TRY IT: When you copy the records, keep every word exact and leave the pictures out.

[Data entries]

<<<<

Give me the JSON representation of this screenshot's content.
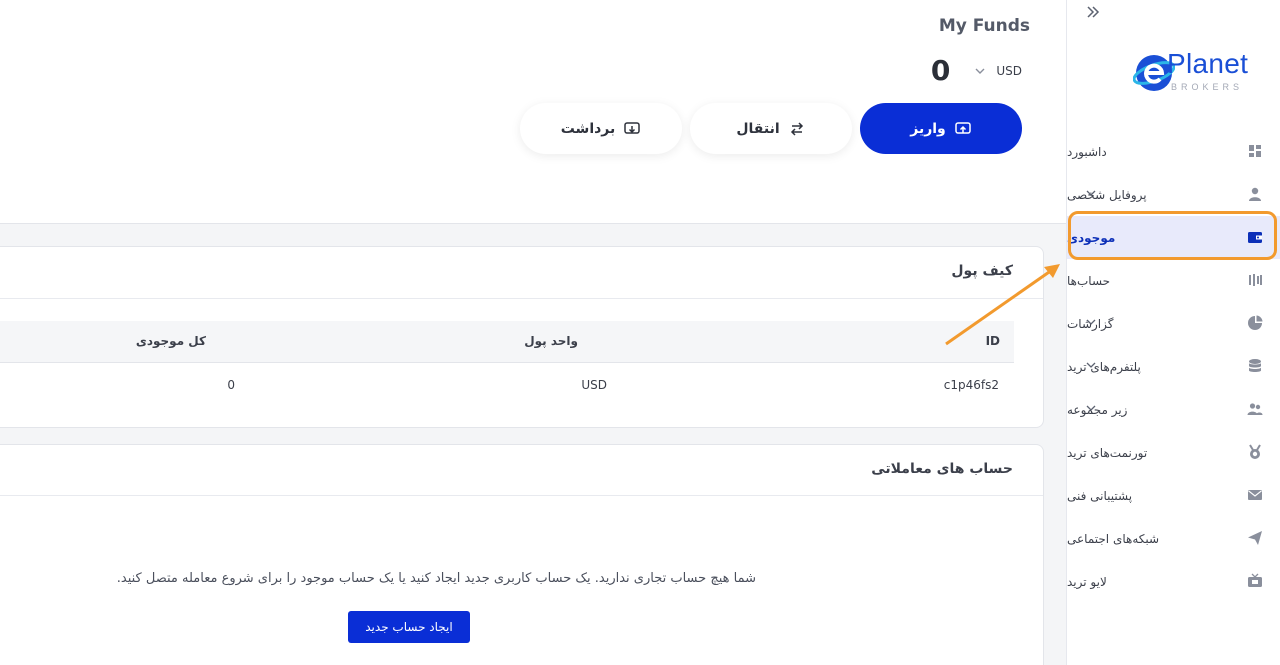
{
  "header": {
    "title": "My Funds",
    "amount": "0",
    "currency": "USD",
    "actions": {
      "deposit": "واریز",
      "transfer": "انتقال",
      "withdraw": "برداشت"
    }
  },
  "logo": {
    "name": "Planet",
    "sub": "BROKERS"
  },
  "sidebar": {
    "items": [
      {
        "label": "داشبورد",
        "icon": "dashboard-icon",
        "chevron": false,
        "active": false
      },
      {
        "label": "پروفایل شخصی",
        "icon": "user-icon",
        "chevron": true,
        "active": false
      },
      {
        "label": "موجودی",
        "icon": "wallet-icon",
        "chevron": false,
        "active": true
      },
      {
        "label": "حساب‌ها",
        "icon": "accounts-icon",
        "chevron": false,
        "active": false
      },
      {
        "label": "گزارشات",
        "icon": "pie-chart-icon",
        "chevron": true,
        "active": false
      },
      {
        "label": "پلتفرم‌های ترید",
        "icon": "database-icon",
        "chevron": true,
        "active": false
      },
      {
        "label": "زیر مجموعه",
        "icon": "users-icon",
        "chevron": true,
        "active": false
      },
      {
        "label": "تورنمت‌های ترید",
        "icon": "medal-icon",
        "chevron": false,
        "active": false
      },
      {
        "label": "پشتیبانی فنی",
        "icon": "mail-icon",
        "chevron": false,
        "active": false
      },
      {
        "label": "شبکه‌های اجتماعی",
        "icon": "send-icon",
        "chevron": false,
        "active": false
      },
      {
        "label": "لایو ترید",
        "icon": "tv-icon",
        "chevron": false,
        "active": false
      }
    ]
  },
  "wallet": {
    "title": "کیف پول",
    "columns": {
      "id": "ID",
      "unit": "واحد پول",
      "total": "کل موجودی"
    },
    "rows": [
      {
        "id": "c1p46fs2",
        "unit": "USD",
        "total": "0"
      }
    ]
  },
  "trading": {
    "title": "حساب های معاملاتی",
    "empty_message": "شما هیچ حساب تجاری ندارید. یک حساب کاربری جدید ایجاد کنید یا یک حساب موجود را برای شروع معامله متصل کنید.",
    "create_button": "ایجاد حساب جدید"
  },
  "colors": {
    "primary": "#0a2ed6",
    "highlight": "#f29a2e",
    "active_bg": "#e8eafb"
  }
}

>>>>

SOLUTION FOR THIS EXERCISE:
Give me the JSON representation of this screenshot's content.
{
  "header": {
    "title": "My Funds",
    "amount": "0",
    "currency": "USD",
    "actions": {
      "deposit": "واریز",
      "transfer": "انتقال",
      "withdraw": "برداشت"
    }
  },
  "logo": {
    "name": "Planet",
    "sub": "BROKERS"
  },
  "sidebar": {
    "items": [
      {
        "label": "داشبورد",
        "icon": "dashboard-icon",
        "chevron": false,
        "active": false
      },
      {
        "label": "پروفایل شخصی",
        "icon": "user-icon",
        "chevron": true,
        "active": false
      },
      {
        "label": "موجودی",
        "icon": "wallet-icon",
        "chevron": false,
        "active": true
      },
      {
        "label": "حساب‌ها",
        "icon": "accounts-icon",
        "chevron": false,
        "active": false
      },
      {
        "label": "گزارشات",
        "icon": "pie-chart-icon",
        "chevron": true,
        "active": false
      },
      {
        "label": "پلتفرم‌های ترید",
        "icon": "database-icon",
        "chevron": true,
        "active": false
      },
      {
        "label": "زیر مجموعه",
        "icon": "users-icon",
        "chevron": true,
        "active": false
      },
      {
        "label": "تورنمت‌های ترید",
        "icon": "medal-icon",
        "chevron": false,
        "active": false
      },
      {
        "label": "پشتیبانی فنی",
        "icon": "mail-icon",
        "chevron": false,
        "active": false
      },
      {
        "label": "شبکه‌های اجتماعی",
        "icon": "send-icon",
        "chevron": false,
        "active": false
      },
      {
        "label": "لایو ترید",
        "icon": "tv-icon",
        "chevron": false,
        "active": false
      }
    ]
  },
  "wallet": {
    "title": "کیف پول",
    "columns": {
      "id": "ID",
      "unit": "واحد پول",
      "total": "کل موجودی"
    },
    "rows": [
      {
        "id": "c1p46fs2",
        "unit": "USD",
        "total": "0"
      }
    ]
  },
  "trading": {
    "title": "حساب های معاملاتی",
    "empty_message": "شما هیچ حساب تجاری ندارید. یک حساب کاربری جدید ایجاد کنید یا یک حساب موجود را برای شروع معامله متصل کنید.",
    "create_button": "ایجاد حساب جدید"
  },
  "colors": {
    "primary": "#0a2ed6",
    "highlight": "#f29a2e",
    "active_bg": "#e8eafb"
  }
}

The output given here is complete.